▶ WORK REQUEST: Your answer must be every line of the data that holds the string "JSON".

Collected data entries

-- Opening Marker --

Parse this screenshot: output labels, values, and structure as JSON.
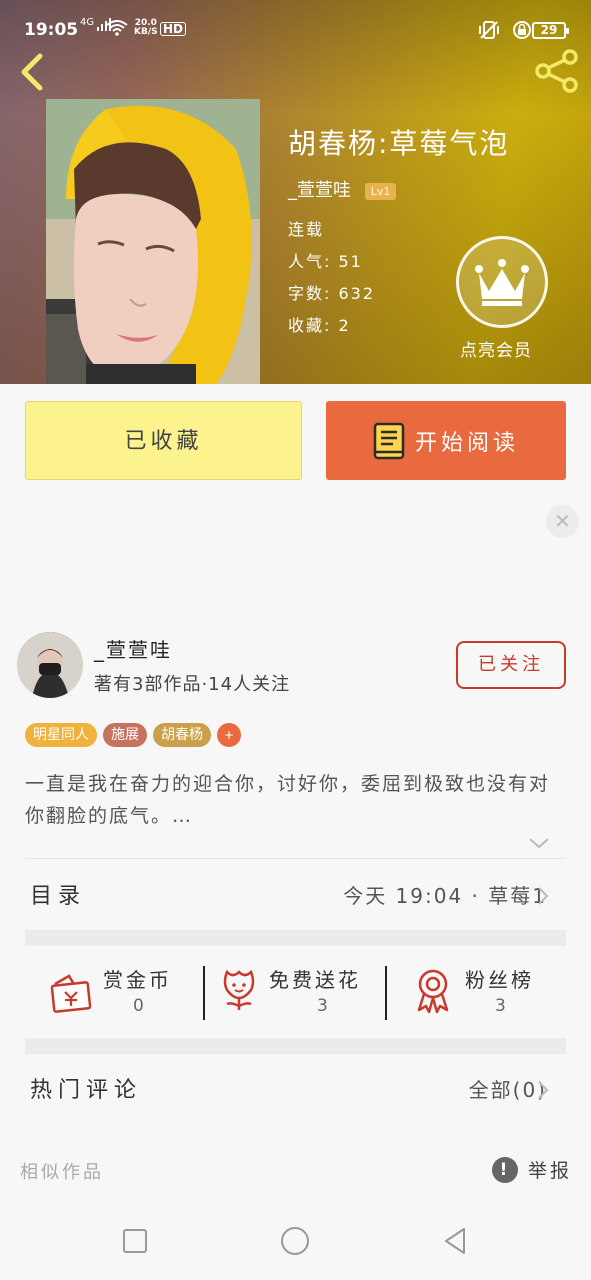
{
  "status_bar": {
    "time": "19:05",
    "network": "4G",
    "speed_value": "20.0",
    "speed_unit": "KB/S",
    "hd": "HD",
    "battery": "29"
  },
  "book": {
    "title": "胡春杨:草莓气泡",
    "author": "_萱萱哇",
    "level": "Lv1",
    "status": "连载",
    "popularity": "人气: 51",
    "word_count": "字数: 632",
    "favorites": "收藏: 2",
    "vip_label": "点亮会员"
  },
  "actions": {
    "collected_label": "已收藏",
    "read_label": "开始阅读"
  },
  "author_card": {
    "name": "_萱萱哇",
    "stats": "著有3部作品·14人关注",
    "follow_label": "已关注"
  },
  "tags": [
    {
      "label": "明星同人",
      "color": "#f0b23c"
    },
    {
      "label": "施展",
      "color": "#c5735e"
    },
    {
      "label": "胡春杨",
      "color": "#caa14a"
    },
    {
      "label": "+",
      "color": "#e96a3e"
    }
  ],
  "summary": "一直是我在奋力的迎合你，讨好你，委屈到极致也没有对你翻脸的底气。…",
  "toc": {
    "title": "目录",
    "latest": "今天 19:04 · 草莓1"
  },
  "stats": {
    "coins_label": "赏金币",
    "coins_value": "0",
    "flowers_label": "免费送花",
    "flowers_value": "3",
    "fans_label": "粉丝榜",
    "fans_value": "3"
  },
  "comments": {
    "title": "热门评论",
    "all": "全部(0)"
  },
  "footer": {
    "similar": "相似作品",
    "report": "举报"
  },
  "colors": {
    "accent_orange": "#e96a3e",
    "collected_yellow": "#fcf38e",
    "follow_red": "#c93a2c",
    "icon_red": "#c93a2c"
  }
}
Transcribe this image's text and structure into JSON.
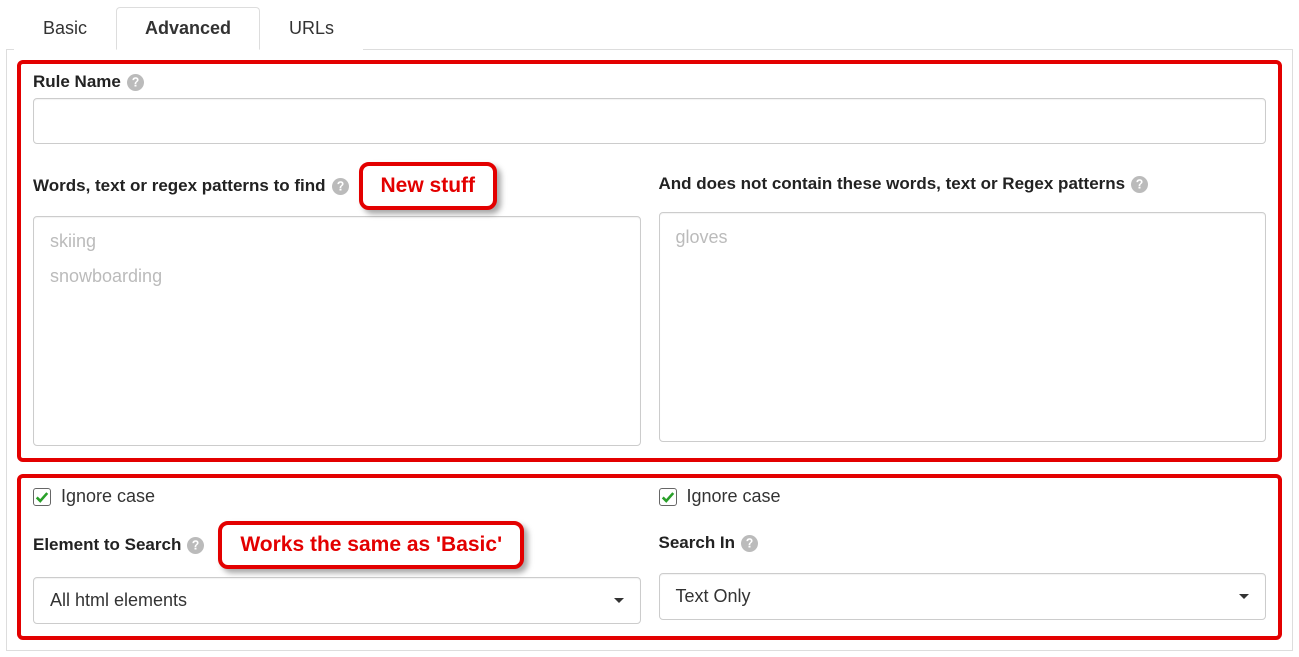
{
  "tabs": {
    "basic": "Basic",
    "advanced": "Advanced",
    "urls": "URLs"
  },
  "annotations": {
    "new_stuff": "New stuff",
    "works_basic": "Works the same as 'Basic'"
  },
  "ruleName": {
    "label": "Rule Name",
    "value": ""
  },
  "include": {
    "label": "Words, text or regex patterns to find",
    "tags": [
      "skiing",
      "snowboarding"
    ]
  },
  "exclude": {
    "label": "And does not contain these words, text or Regex patterns",
    "tags": [
      "gloves"
    ]
  },
  "leftOptions": {
    "ignoreCase": {
      "label": "Ignore case",
      "checked": true
    },
    "elementLabel": "Element to Search",
    "elementValue": "All html elements"
  },
  "rightOptions": {
    "ignoreCase": {
      "label": "Ignore case",
      "checked": true
    },
    "searchInLabel": "Search In",
    "searchInValue": "Text Only"
  }
}
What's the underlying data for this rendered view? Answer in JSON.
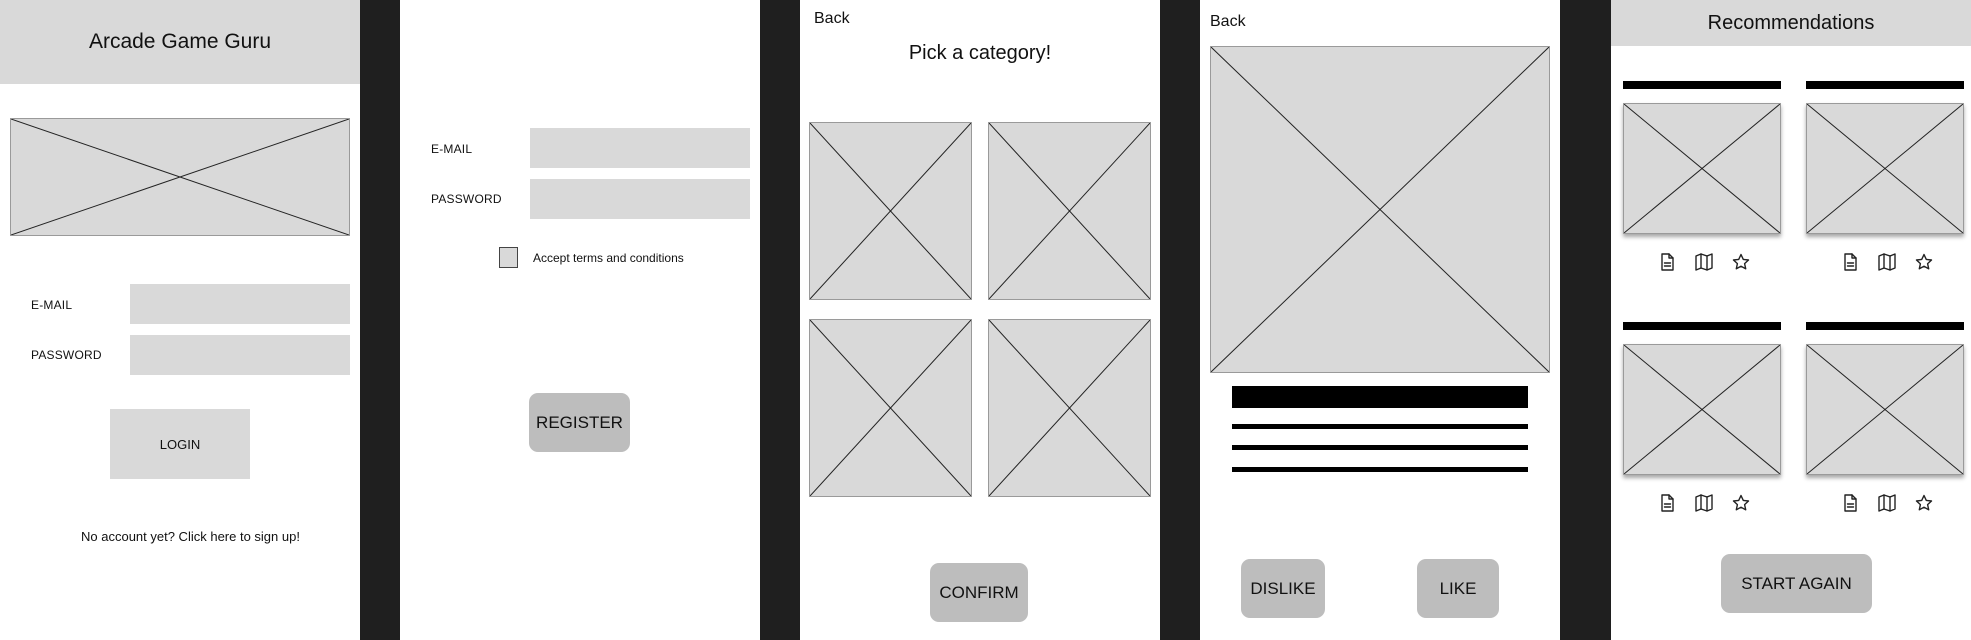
{
  "login": {
    "title": "Arcade Game Guru",
    "email_label": "E-MAIL",
    "password_label": "PASSWORD",
    "login_button": "LOGIN",
    "signup_link": "No account yet? Click here to sign up!"
  },
  "register": {
    "email_label": "E-MAIL",
    "password_label": "PASSWORD",
    "terms_label": "Accept terms and conditions",
    "register_button": "REGISTER"
  },
  "category": {
    "back": "Back",
    "title": "Pick a category!",
    "confirm_button": "CONFIRM"
  },
  "detail": {
    "back": "Back",
    "dislike_button": "DISLIKE",
    "like_button": "LIKE"
  },
  "recommendations": {
    "title": "Recommendations",
    "card_icons": [
      "document-icon",
      "map-icon",
      "star-icon"
    ],
    "start_again_button": "START AGAIN"
  }
}
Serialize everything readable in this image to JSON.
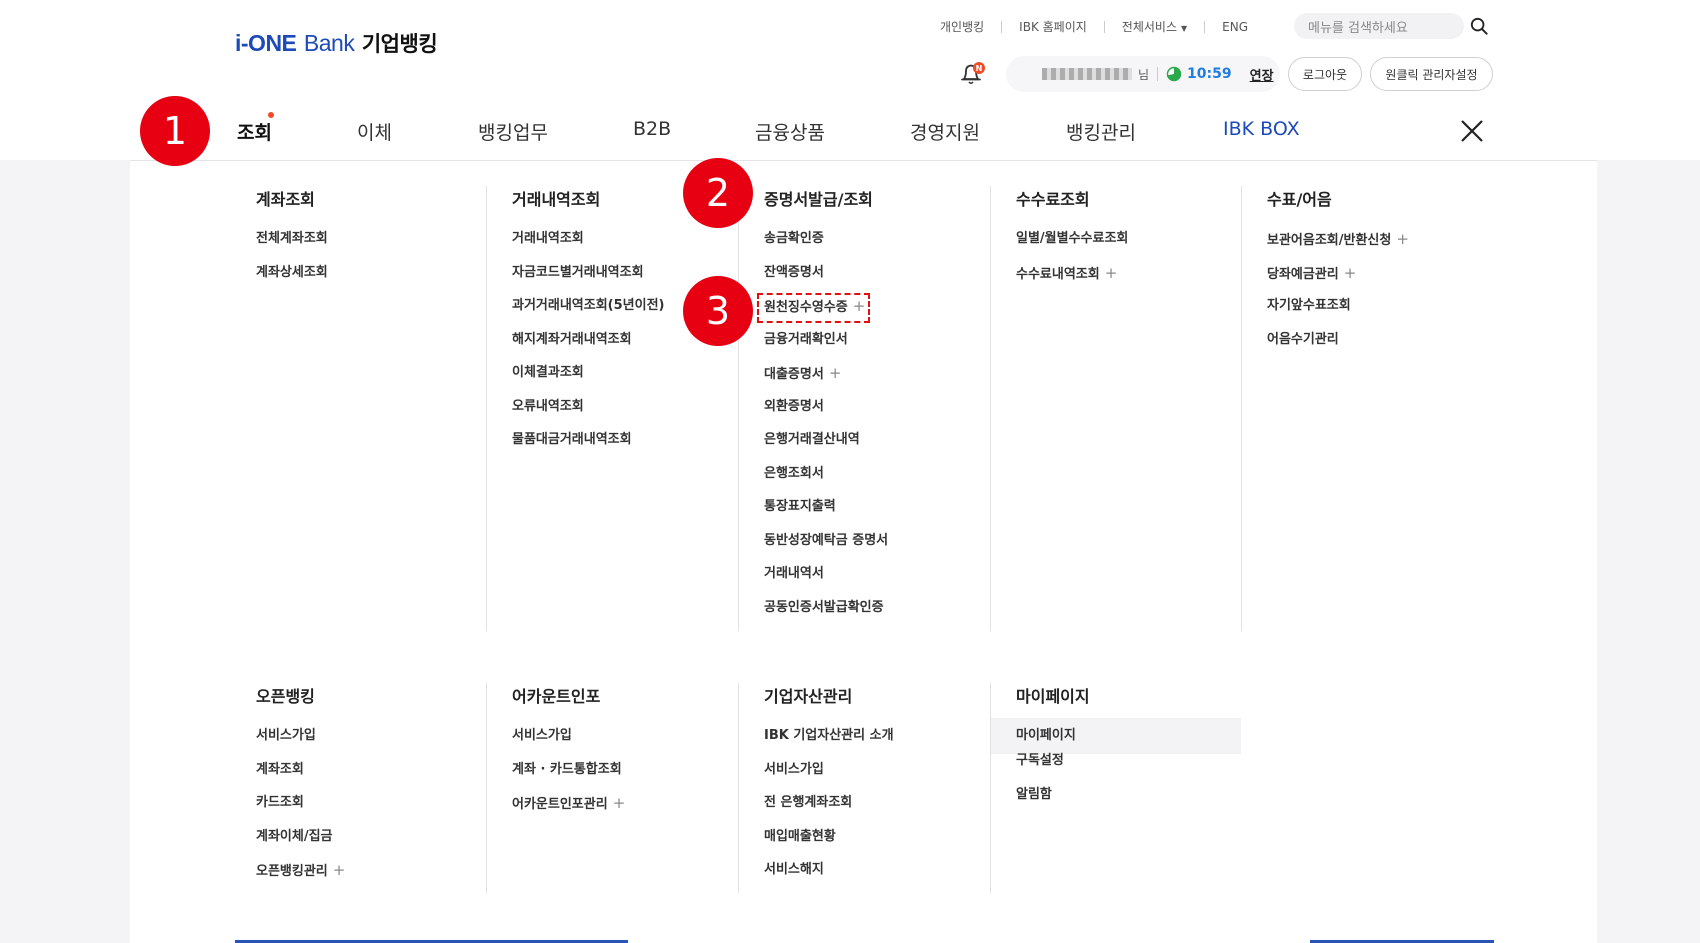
{
  "header": {
    "logo": {
      "ione": "i-ONE",
      "bank": "Bank",
      "kor": "기업뱅킹"
    },
    "util_links": [
      "개인뱅킹",
      "IBK 홈페이지",
      "전체서비스",
      "ENG"
    ],
    "search_placeholder": "메뉴를 검색하세요",
    "notification_badge": "N",
    "user_suffix": "님",
    "session_time": "10:59",
    "extend_label": "연장",
    "logout_label": "로그아웃",
    "admin_label": "원클릭 관리자설정"
  },
  "gnb": {
    "items": [
      "조회",
      "이체",
      "뱅킹업무",
      "B2B",
      "금융상품",
      "경영지원",
      "뱅킹관리",
      "IBK BOX"
    ],
    "active_index": 0
  },
  "menu": {
    "row1": [
      {
        "title": "계좌조회",
        "items": [
          {
            "label": "전체계좌조회"
          },
          {
            "label": "계좌상세조회"
          }
        ]
      },
      {
        "title": "거래내역조회",
        "items": [
          {
            "label": "거래내역조회"
          },
          {
            "label": "자금코드별거래내역조회"
          },
          {
            "label": "과거거래내역조회(5년이전)"
          },
          {
            "label": "해지계좌거래내역조회"
          },
          {
            "label": "이체결과조회"
          },
          {
            "label": "오류내역조회"
          },
          {
            "label": "물품대금거래내역조회"
          }
        ]
      },
      {
        "title": "증명서발급/조회",
        "items": [
          {
            "label": "송금확인증"
          },
          {
            "label": "잔액증명서"
          },
          {
            "label": "원천징수영수증",
            "plus": "+"
          },
          {
            "label": "금융거래확인서"
          },
          {
            "label": "대출증명서",
            "plus": "+"
          },
          {
            "label": "외환증명서"
          },
          {
            "label": "은행거래결산내역"
          },
          {
            "label": "은행조회서"
          },
          {
            "label": "통장표지출력"
          },
          {
            "label": "동반성장예탁금 증명서"
          },
          {
            "label": "거래내역서"
          },
          {
            "label": "공동인증서발급확인증"
          }
        ]
      },
      {
        "title": "수수료조회",
        "items": [
          {
            "label": "일별/월별수수료조회"
          },
          {
            "label": "수수료내역조회",
            "plus": "+"
          }
        ]
      },
      {
        "title": "수표/어음",
        "items": [
          {
            "label": "보관어음조회/반환신청",
            "plus": "+"
          },
          {
            "label": "당좌예금관리",
            "plus": "+"
          },
          {
            "label": "자기앞수표조회"
          },
          {
            "label": "어음수기관리"
          }
        ]
      }
    ],
    "row2": [
      {
        "title": "오픈뱅킹",
        "items": [
          {
            "label": "서비스가입"
          },
          {
            "label": "계좌조회"
          },
          {
            "label": "카드조회"
          },
          {
            "label": "계좌이체/집금"
          },
          {
            "label": "오픈뱅킹관리",
            "plus": "+"
          }
        ]
      },
      {
        "title": "어카운트인포",
        "items": [
          {
            "label": "서비스가입"
          },
          {
            "label": "계좌 · 카드통합조회"
          },
          {
            "label": "어카운트인포관리",
            "plus": "+"
          }
        ]
      },
      {
        "title": "기업자산관리",
        "items": [
          {
            "label": "IBK 기업자산관리 소개"
          },
          {
            "label": "서비스가입"
          },
          {
            "label": "전 은행계좌조회"
          },
          {
            "label": "매입매출현황"
          },
          {
            "label": "서비스해지"
          }
        ]
      },
      {
        "title": "마이페이지",
        "items": [
          {
            "label": "마이페이지"
          },
          {
            "label": "구독설정"
          },
          {
            "label": "알림함"
          }
        ]
      }
    ]
  },
  "markers": [
    "1",
    "2",
    "3"
  ],
  "colors": {
    "brand": "#1c4ab8",
    "marker": "#e60012",
    "timer": "#1f7de0",
    "dot": "#f04a2a"
  }
}
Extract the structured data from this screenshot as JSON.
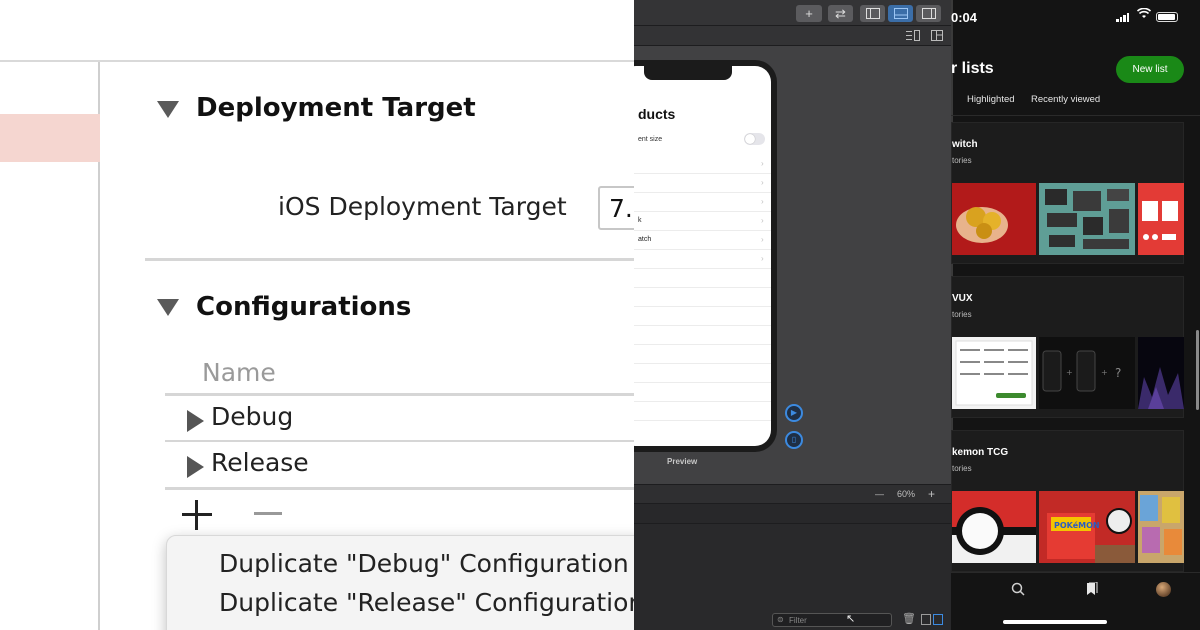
{
  "xcode_settings": {
    "deployment_section": "Deployment Target",
    "ios_target_label": "iOS Deployment Target",
    "ios_target_value": "7.",
    "configurations_section": "Configurations",
    "column_name": "Name",
    "configurations": [
      "Debug",
      "Release"
    ],
    "add_symbol": "+",
    "remove_symbol": "—",
    "menu_items": [
      "Duplicate \"Debug\" Configuration",
      "Duplicate \"Release\" Configuration"
    ]
  },
  "xcode_preview": {
    "toolbar_add": "+",
    "toolbar_swap": "⇄",
    "phone_title": "ducts",
    "phone_setting": "ent size",
    "phone_rows": [
      "",
      "",
      "",
      "k",
      "atch",
      ""
    ],
    "preview_label": "Preview",
    "zoom_out": "—",
    "zoom_level": "60%",
    "zoom_in": "+",
    "filter_placeholder": "Filter"
  },
  "medium_lists": {
    "time": "0:04",
    "title": "r lists",
    "new_list_button": "New list",
    "tabs": [
      "Highlighted",
      "Recently viewed"
    ],
    "lists": [
      {
        "name": "witch",
        "count": "tories"
      },
      {
        "name": "VUX",
        "count": "tories"
      },
      {
        "name": "kemon TCG",
        "count": "tories"
      }
    ],
    "colors": {
      "accent_green": "#1a8917",
      "background": "#141414"
    }
  }
}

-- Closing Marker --

▶ ANSWER SECTION:
Parse this screenshot: output labels, values, and structure as JSON.
Transcribe this image's text and structure into JSON.
What's the underlying data for this rendered view? Answer in JSON.
Serialize everything readable in this image to JSON.
Extract the structured data from this screenshot as JSON.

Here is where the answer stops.